Wikipedia is now the repository of all knowledge so, as soon as we got to the hotel (the Marshall House – was this another historic landmark that I should have recalled from the book?), five minutes online refreshed my memory about the key moments of the book. But the bite-sized world we live in now is no substitute for the three course meal that is a book. The richness of Berendt’s fare was replaced by the thin gruel of Jimmy Wales.

Guest blogger Colin Burrows, grumpy and cold outside the Mercer (Williams) House.

Guest blogger Colin Burrows, grumpy and cold outside the Mercer (Williams) House.

Savannah normally sits wrapped in a warm cotton wool humidity. The book and one’s own experience come together in a sweaty, sticky mess. It’s a full on sensory overload of heat that takes you right into the heart of the deep South. To walk the streets is to melt, ounce by ounce, page by page.

But we arrived in a rare cold snap. Fleeces were dug out of closets, long flounces were put away. People walked briskly with purpose (briskly, in the South?) and round each corner a chill wind blew no good. So it didn’t feel like the antebellum film set it normally does. It felt like a Southern theme park set in Canada.

At least though, it felt autumnal. One of the threads in the weave of a visit to the South is that sense of melancholic dissatisfaction that pervades the stoops and lurks under the live oaks. If Spanish moss didn’t grow naturally the Southerners would have resorted to draping their trees themselves to mark the drooping lassitude and sorrow for times past that is the hallmark of this strand of the South. The drift of leaves across the parks played to this mood but that was about it because the date made all of this irrelevant.

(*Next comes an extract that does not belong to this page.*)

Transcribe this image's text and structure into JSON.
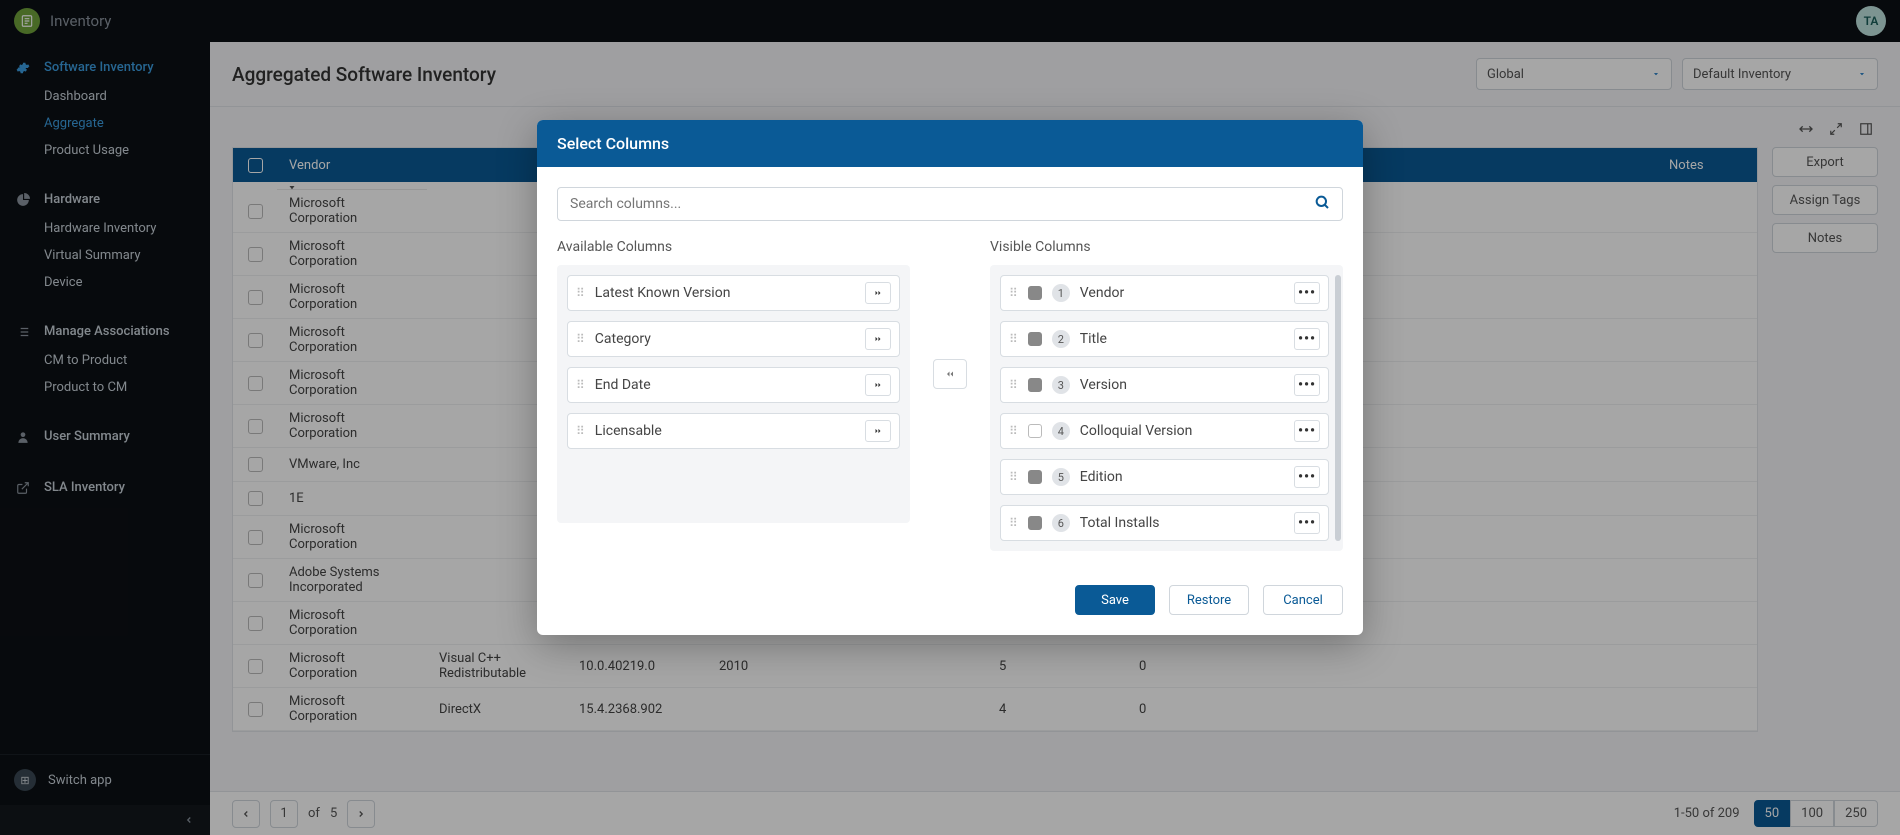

Saturday November 11th 2017 was Veterans Day in America and in Georgia, with military bases all around the city and every High School providing a full roster of ROTC students, that meant a big parade, marching bands and the Shiners dressed as Keystone Cops. It’s triumphant, celebratory, a little bit reflective but in no way typical of the faded gentility that Berendt wrote of or the town on the other 364 days of the year. Our attempts to recapture the mood of MIDNIGHT were blown away by the big trombone.

Savannah's iconic 'Bird Girl'

Savannah's iconic 'Bird Girl'

So it’s cold, Sousa marches fill the air and I can’t reconnect with the atmosphere of this important book. We decided to stop chasing the chimera of Berendt and visit some of the museums that we hadn’t had time for on the previous visit. And in the Jepson Center for the Arts in Telfair Square, we came to what, in my rambling fashion, I had really wanted to write about.

Remember the cover of the book? The statue of the Bird Girl that stands over the Trosdal family tomb in Bonaventure Cemetery? A key image that contributed to the book’s allure, Berendt himself said it was one of the strongest book covers he’d ever seen.

But now? The Bird Girl has come in from the gravestones and stands in the art gallery. A regretful commentary confides how the book has caused so much traffic to the cemetery that the family have moved her indoors and away from the crowds.

And there’s the dark center of our literary love-ins. Like the traveller vs tourist debate, have we made our locations too popular? Surely we aren’t the same as the hordes of cruise ship tourists who flood into sites like Venice…..are we? They’re the barbarians and we’re the scholars . Aren’t we?